Wikipedia:Consensus (visited June 28th 2018)
2 « The Third Industrial Revolution is the last of the great Industrial Revolutions and will lay the foundational infrastructure for an emerging collaborative age. The forty-year build-out of the TIR infrastructure will create hundreds of thousands of new businesses and hundreds of millions of new jobs. » (Introduction, p. 5)
Jeremy Rifkin, The Third Industrial Revolution : How Lateral Power Is Transforming Energy
Macmillan, 2011.
3 « ... solar energy costs have continued to come down precipitously for decades--without exception. And now the renewable energy industry is about to cross a major milestone that will truly set it on the path towards becoming the world’s predominant energy source.»
Alex Kimani, Renewables Are Set To Outprice Oil & Gas By 2020%%%Yahoo Finance, May 30th, 2019 (visited February 15th, 2020)
4 « Ever since their first inception in 2002, Fab Labs equipped with digitally controlled machines and made available to ordinary people.» (p. 3)
Peter Troxler, Making the 3rd Industrial Revolution
5 « To successfully develop the digital manufacturing ecosystem beyond a mere collection of individual tinkerers, a common understanding is needed of how such an ecosystem would function. Such a common understanding could build on a suitable theory. However, canonical knowledge in business administration, industrial engineering and organization science on ‘how to run a factory’ and the collective wisdom of practitioners and consultants alike will only tell us the old story of hierarchies. Their imagery of the centralized, rationalized bureaucracy is increasingly unable to capture the empirical world’ (Clemens 2005 : 352), and insight has to be found outside those disciplines. Indeed, there is a substantial body of knowledge about collective action, self-organization and inverse infrastructures, and about peer-production and governing the commons. One has to turn to organisation science, social movement theory and ethnography to learn about and understand communities and polycentric systems. » (p. 7-8)

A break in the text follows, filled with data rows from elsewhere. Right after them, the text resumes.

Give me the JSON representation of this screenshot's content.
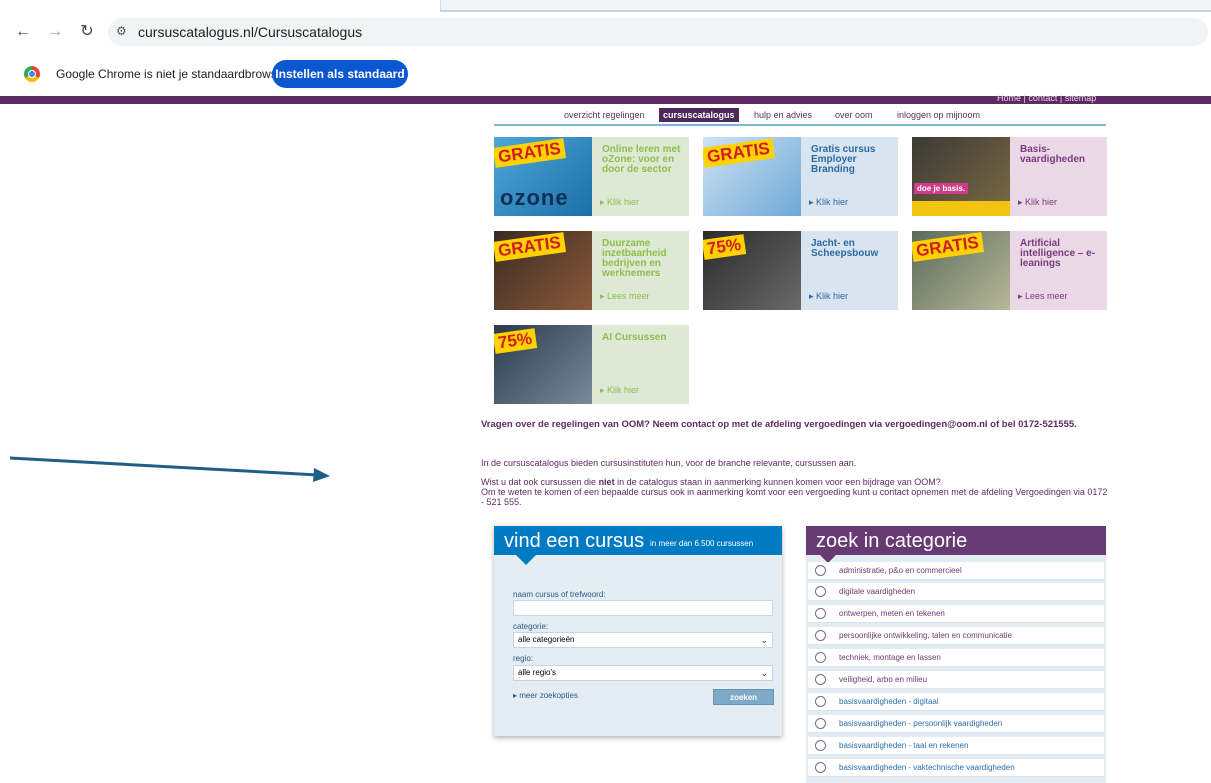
{
  "browser": {
    "url": "cursuscatalogus.nl/Cursuscatalogus",
    "info_message": "Google Chrome is niet je standaardbrowser",
    "set_default_button": "Instellen als standaard"
  },
  "site": {
    "top_links": "Home | contact | sitemap",
    "nav": [
      "overzicht regelingen",
      "cursuscatalogus",
      "hulp en advies",
      "over oom",
      "inloggen op mijnoom"
    ]
  },
  "cards": [
    {
      "badge": "GRATIS",
      "title": "Online leren met oZone: voor en door de sector",
      "link": "Klik hier",
      "image_text": "ozone"
    },
    {
      "badge": "GRATIS",
      "title": "Gratis cursus Employer Branding",
      "link": "Klik hier"
    },
    {
      "title": "Basis-vaardigheden",
      "link": "Klik hier",
      "image_text": "doe je basis."
    },
    {
      "badge": "GRATIS",
      "title": "Duurzame inzetbaarheid bedrijven en werknemers",
      "link": "Lees meer"
    },
    {
      "badge": "75%",
      "title": "Jacht- en Scheepsbouw",
      "link": "Klik hier"
    },
    {
      "badge": "GRATIS",
      "title": "Artificial intelligence – e-leanings",
      "link": "Lees meer"
    },
    {
      "badge": "75%",
      "title": "AI Cursussen",
      "link": "Klik hier"
    }
  ],
  "info": {
    "question": "Vragen over de regelingen van OOM? Neem contact op met de afdeling vergoedingen via vergoedingen@oom.nl of bel 0172-521555.",
    "intro": "In de cursuscatalogus bieden cursusinstituten hun, voor de branche relevante, cursussen aan.",
    "line1_pre": "Wist u dat ook cursussen die ",
    "line1_bold": "niet",
    "line1_post": " in de catalogus staan in aanmerking kunnen komen voor een bijdrage van OOM?",
    "line2": "Om te weten te komen of een bepaalde cursus ook in aanmerking komt voor een vergoeding kunt u contact opnemen met de afdeling Vergoedingen via 0172 - 521 555."
  },
  "search": {
    "title": "vind een cursus",
    "subtitle": "in meer dan 6.500 cursussen",
    "name_label": "naam cursus of trefwoord:",
    "name_value": "",
    "category_label": "categorie:",
    "category_value": "alle categorieën",
    "region_label": "regio:",
    "region_value": "alle regio's",
    "more_options": "meer zoekopties",
    "submit": "zoeken"
  },
  "categories": {
    "title": "zoek in categorie",
    "items": [
      "administratie, p&o en commercieel",
      "digitale vaardigheden",
      "ontwerpen, meten en tekenen",
      "persoonlijke ontwikkeling, talen en communicatie",
      "techniek, montage en lassen",
      "veiligheid, arbo en milieu",
      "basisvaardigheden - digitaal",
      "basisvaardigheden - persoonlijk vaardigheden",
      "basisvaardigheden - taal en rekenen",
      "basisvaardigheden - vaktechnische vaardigheden"
    ]
  },
  "colors": {
    "purple": "#5e2a63",
    "blue": "#007bc3",
    "chrome_button": "#0b57d0",
    "arrow": "#1f5f86"
  }
}
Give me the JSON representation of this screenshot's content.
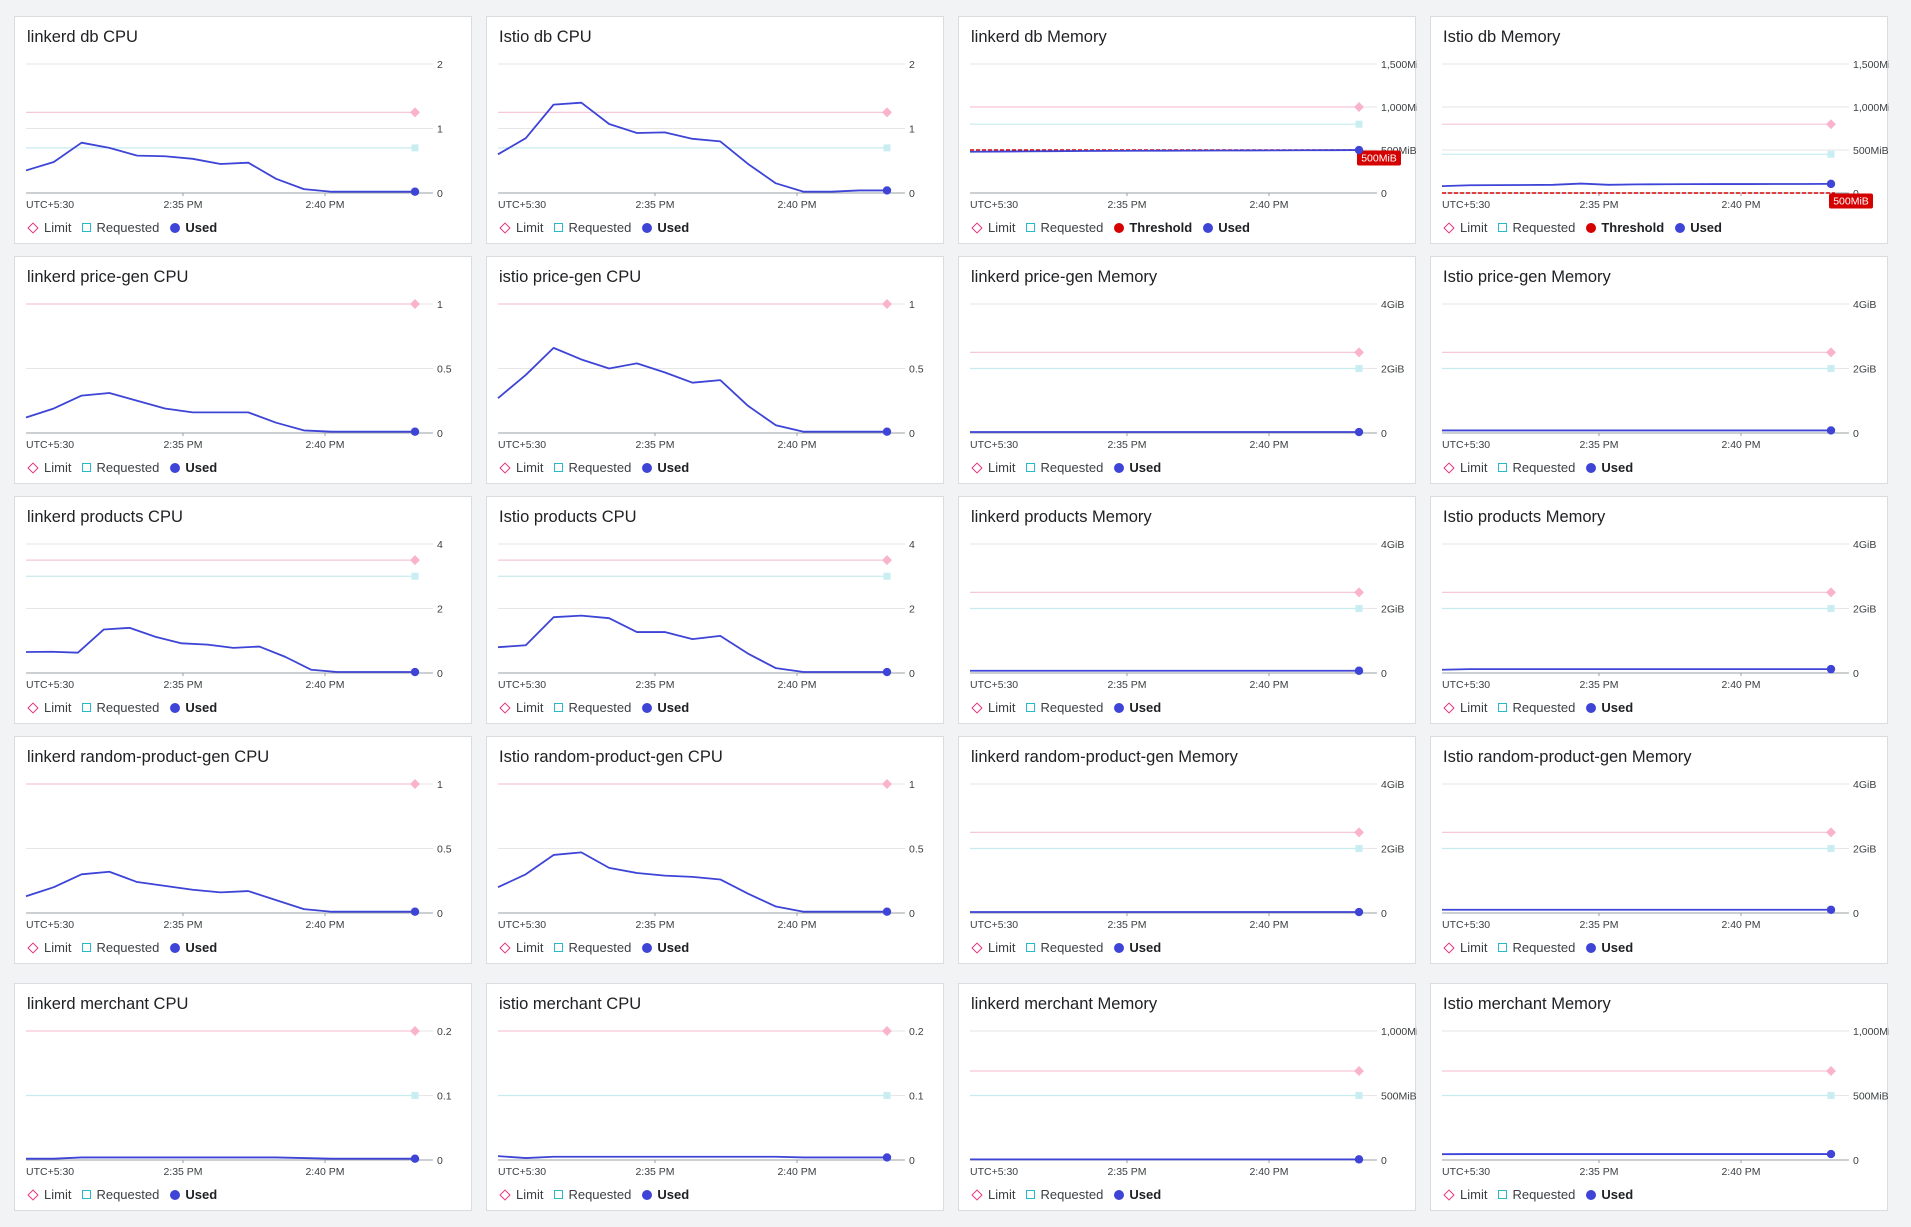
{
  "legend_labels": {
    "limit": "Limit",
    "requested": "Requested",
    "threshold": "Threshold",
    "used": "Used"
  },
  "colors": {
    "used": "#3d44d6",
    "limit": "#f6c6d9",
    "limit_marker": "#f9b3cd",
    "requested": "#c6ecef",
    "requested_marker": "#c9eef2",
    "threshold": "#d50000",
    "grid": "#e6e6e6",
    "axis": "#9aa0a6"
  },
  "chart_data": [
    {
      "type": "line",
      "title": "linkerd db CPU",
      "timezone_label": "UTC+5:30",
      "x_ticks": [
        "2:35 PM",
        "2:40 PM"
      ],
      "y_ticks": [
        "0",
        "1",
        "2"
      ],
      "ylim": [
        0,
        2
      ],
      "limit": 1.25,
      "requested": 0.7,
      "used": [
        0.35,
        0.48,
        0.78,
        0.7,
        0.58,
        0.57,
        0.53,
        0.45,
        0.47,
        0.22,
        0.06,
        0.02,
        0.02,
        0.02,
        0.02
      ]
    },
    {
      "type": "line",
      "title": "Istio db CPU",
      "timezone_label": "UTC+5:30",
      "x_ticks": [
        "2:35 PM",
        "2:40 PM"
      ],
      "y_ticks": [
        "0",
        "1",
        "2"
      ],
      "ylim": [
        0,
        2
      ],
      "limit": 1.25,
      "requested": 0.7,
      "used": [
        0.6,
        0.85,
        1.37,
        1.4,
        1.07,
        0.93,
        0.94,
        0.84,
        0.8,
        0.45,
        0.15,
        0.02,
        0.02,
        0.04,
        0.04
      ]
    },
    {
      "type": "line",
      "title": "linkerd db Memory",
      "timezone_label": "UTC+5:30",
      "x_ticks": [
        "2:35 PM",
        "2:40 PM"
      ],
      "y_ticks": [
        "0",
        "500MiB",
        "1,000MiB",
        "1,500MiB"
      ],
      "ylim": [
        0,
        1500
      ],
      "limit": 1000,
      "requested": 800,
      "threshold": 500,
      "threshold_label": "500MiB",
      "used": [
        480,
        482,
        484,
        486,
        488,
        490,
        491,
        492,
        493,
        494,
        495,
        496,
        497,
        498,
        499
      ]
    },
    {
      "type": "line",
      "title": "Istio db Memory",
      "timezone_label": "UTC+5:30",
      "x_ticks": [
        "2:35 PM",
        "2:40 PM"
      ],
      "y_ticks": [
        "0",
        "500MiB",
        "1,000MiB",
        "1,500MiB"
      ],
      "ylim": [
        0,
        1500
      ],
      "limit": 800,
      "requested": 450,
      "threshold": 0,
      "threshold_label": "500MiB",
      "used": [
        80,
        90,
        92,
        93,
        95,
        110,
        95,
        100,
        102,
        103,
        104,
        104,
        105,
        105,
        106
      ]
    },
    {
      "type": "line",
      "title": "linkerd price-gen CPU",
      "timezone_label": "UTC+5:30",
      "x_ticks": [
        "2:35 PM",
        "2:40 PM"
      ],
      "y_ticks": [
        "0",
        "0.5",
        "1"
      ],
      "ylim": [
        0,
        1
      ],
      "limit": 1.0,
      "requested": null,
      "used": [
        0.12,
        0.19,
        0.29,
        0.31,
        0.25,
        0.19,
        0.16,
        0.16,
        0.16,
        0.08,
        0.02,
        0.01,
        0.01,
        0.01,
        0.01
      ]
    },
    {
      "type": "line",
      "title": "istio price-gen CPU",
      "timezone_label": "UTC+5:30",
      "x_ticks": [
        "2:35 PM",
        "2:40 PM"
      ],
      "y_ticks": [
        "0",
        "0.5",
        "1"
      ],
      "ylim": [
        0,
        1
      ],
      "limit": 1.0,
      "requested": null,
      "used": [
        0.27,
        0.45,
        0.66,
        0.57,
        0.5,
        0.54,
        0.47,
        0.39,
        0.41,
        0.21,
        0.06,
        0.01,
        0.01,
        0.01,
        0.01
      ]
    },
    {
      "type": "line",
      "title": "linkerd price-gen Memory",
      "timezone_label": "UTC+5:30",
      "x_ticks": [
        "2:35 PM",
        "2:40 PM"
      ],
      "y_ticks": [
        "0",
        "2GiB",
        "4GiB"
      ],
      "ylim": [
        0,
        4
      ],
      "limit": 2.5,
      "requested": 2.0,
      "used": [
        0.03,
        0.03,
        0.03,
        0.03,
        0.03,
        0.03,
        0.03,
        0.03,
        0.03,
        0.03,
        0.03,
        0.03,
        0.03,
        0.03,
        0.03
      ]
    },
    {
      "type": "line",
      "title": "Istio price-gen Memory",
      "timezone_label": "UTC+5:30",
      "x_ticks": [
        "2:35 PM",
        "2:40 PM"
      ],
      "y_ticks": [
        "0",
        "2GiB",
        "4GiB"
      ],
      "ylim": [
        0,
        4
      ],
      "limit": 2.5,
      "requested": 2.0,
      "used": [
        0.08,
        0.08,
        0.08,
        0.08,
        0.08,
        0.08,
        0.08,
        0.08,
        0.08,
        0.08,
        0.08,
        0.08,
        0.08,
        0.08,
        0.08
      ]
    },
    {
      "type": "line",
      "title": "linkerd products CPU",
      "timezone_label": "UTC+5:30",
      "x_ticks": [
        "2:35 PM",
        "2:40 PM"
      ],
      "y_ticks": [
        "0",
        "2",
        "4"
      ],
      "ylim": [
        0,
        4
      ],
      "limit": 3.5,
      "requested": 3.0,
      "used": [
        0.65,
        0.66,
        0.63,
        1.35,
        1.4,
        1.12,
        0.92,
        0.88,
        0.78,
        0.82,
        0.5,
        0.1,
        0.03,
        0.03,
        0.03,
        0.03
      ]
    },
    {
      "type": "line",
      "title": "Istio products CPU",
      "timezone_label": "UTC+5:30",
      "x_ticks": [
        "2:35 PM",
        "2:40 PM"
      ],
      "y_ticks": [
        "0",
        "2",
        "4"
      ],
      "ylim": [
        0,
        4
      ],
      "limit": 3.5,
      "requested": 3.0,
      "used": [
        0.8,
        0.86,
        1.73,
        1.78,
        1.7,
        1.27,
        1.27,
        1.05,
        1.15,
        0.6,
        0.15,
        0.03,
        0.03,
        0.03,
        0.03
      ]
    },
    {
      "type": "line",
      "title": "linkerd products Memory",
      "timezone_label": "UTC+5:30",
      "x_ticks": [
        "2:35 PM",
        "2:40 PM"
      ],
      "y_ticks": [
        "0",
        "2GiB",
        "4GiB"
      ],
      "ylim": [
        0,
        4
      ],
      "limit": 2.5,
      "requested": 2.0,
      "used": [
        0.07,
        0.07,
        0.07,
        0.07,
        0.07,
        0.07,
        0.07,
        0.07,
        0.07,
        0.07,
        0.07,
        0.07,
        0.07,
        0.07,
        0.07
      ]
    },
    {
      "type": "line",
      "title": "Istio products Memory",
      "timezone_label": "UTC+5:30",
      "x_ticks": [
        "2:35 PM",
        "2:40 PM"
      ],
      "y_ticks": [
        "0",
        "2GiB",
        "4GiB"
      ],
      "ylim": [
        0,
        4
      ],
      "limit": 2.5,
      "requested": 2.0,
      "used": [
        0.1,
        0.12,
        0.12,
        0.12,
        0.12,
        0.12,
        0.12,
        0.12,
        0.12,
        0.12,
        0.12,
        0.12,
        0.12,
        0.12,
        0.12
      ]
    },
    {
      "type": "line",
      "title": "linkerd random-product-gen CPU",
      "timezone_label": "UTC+5:30",
      "x_ticks": [
        "2:35 PM",
        "2:40 PM"
      ],
      "y_ticks": [
        "0",
        "0.5",
        "1"
      ],
      "ylim": [
        0,
        1
      ],
      "limit": 1.0,
      "requested": null,
      "used": [
        0.13,
        0.2,
        0.3,
        0.32,
        0.24,
        0.21,
        0.18,
        0.16,
        0.17,
        0.1,
        0.03,
        0.01,
        0.01,
        0.01,
        0.01
      ]
    },
    {
      "type": "line",
      "title": "Istio random-product-gen CPU",
      "timezone_label": "UTC+5:30",
      "x_ticks": [
        "2:35 PM",
        "2:40 PM"
      ],
      "y_ticks": [
        "0",
        "0.5",
        "1"
      ],
      "ylim": [
        0,
        1
      ],
      "limit": 1.0,
      "requested": null,
      "used": [
        0.2,
        0.3,
        0.45,
        0.47,
        0.35,
        0.31,
        0.29,
        0.28,
        0.26,
        0.15,
        0.05,
        0.01,
        0.01,
        0.01,
        0.01
      ]
    },
    {
      "type": "line",
      "title": "linkerd random-product-gen Memory",
      "timezone_label": "UTC+5:30",
      "x_ticks": [
        "2:35 PM",
        "2:40 PM"
      ],
      "y_ticks": [
        "0",
        "2GiB",
        "4GiB"
      ],
      "ylim": [
        0,
        4
      ],
      "limit": 2.5,
      "requested": 2.0,
      "used": [
        0.03,
        0.03,
        0.03,
        0.03,
        0.03,
        0.03,
        0.03,
        0.03,
        0.03,
        0.03,
        0.03,
        0.03,
        0.03,
        0.03,
        0.03
      ]
    },
    {
      "type": "line",
      "title": "Istio random-product-gen Memory",
      "timezone_label": "UTC+5:30",
      "x_ticks": [
        "2:35 PM",
        "2:40 PM"
      ],
      "y_ticks": [
        "0",
        "2GiB",
        "4GiB"
      ],
      "ylim": [
        0,
        4
      ],
      "limit": 2.5,
      "requested": 2.0,
      "used": [
        0.1,
        0.1,
        0.1,
        0.1,
        0.1,
        0.1,
        0.1,
        0.1,
        0.1,
        0.1,
        0.1,
        0.1,
        0.1,
        0.1,
        0.1
      ]
    },
    {
      "type": "line",
      "title": "linkerd merchant CPU",
      "timezone_label": "UTC+5:30",
      "x_ticks": [
        "2:35 PM",
        "2:40 PM"
      ],
      "y_ticks": [
        "0",
        "0.1",
        "0.2"
      ],
      "ylim": [
        0,
        0.2
      ],
      "limit": 0.2,
      "requested": 0.1,
      "used": [
        0.002,
        0.002,
        0.004,
        0.004,
        0.004,
        0.004,
        0.004,
        0.004,
        0.004,
        0.004,
        0.003,
        0.002,
        0.002,
        0.002,
        0.002
      ]
    },
    {
      "type": "line",
      "title": "istio merchant CPU",
      "timezone_label": "UTC+5:30",
      "x_ticks": [
        "2:35 PM",
        "2:40 PM"
      ],
      "y_ticks": [
        "0",
        "0.1",
        "0.2"
      ],
      "ylim": [
        0,
        0.2
      ],
      "limit": 0.2,
      "requested": 0.1,
      "used": [
        0.006,
        0.003,
        0.005,
        0.005,
        0.005,
        0.005,
        0.005,
        0.005,
        0.005,
        0.005,
        0.005,
        0.004,
        0.004,
        0.004,
        0.004
      ]
    },
    {
      "type": "line",
      "title": "linkerd merchant Memory",
      "timezone_label": "UTC+5:30",
      "x_ticks": [
        "2:35 PM",
        "2:40 PM"
      ],
      "y_ticks": [
        "0",
        "500MiB",
        "1,000MiB"
      ],
      "ylim": [
        0,
        1000
      ],
      "limit": 690,
      "requested": 500,
      "used": [
        5,
        5,
        5,
        5,
        5,
        5,
        5,
        5,
        5,
        5,
        5,
        5,
        5,
        5,
        5
      ]
    },
    {
      "type": "line",
      "title": "Istio merchant Memory",
      "timezone_label": "UTC+5:30",
      "x_ticks": [
        "2:35 PM",
        "2:40 PM"
      ],
      "y_ticks": [
        "0",
        "500MiB",
        "1,000MiB"
      ],
      "ylim": [
        0,
        1000
      ],
      "limit": 690,
      "requested": 500,
      "used": [
        45,
        46,
        46,
        46,
        46,
        46,
        46,
        46,
        46,
        46,
        46,
        46,
        46,
        46,
        46
      ]
    }
  ]
}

Peter Troxler, Making the 3rd Industrial Revolution

Created by admin. Last Modification: Friday March 6, 2020 11:59:06 EST by andre.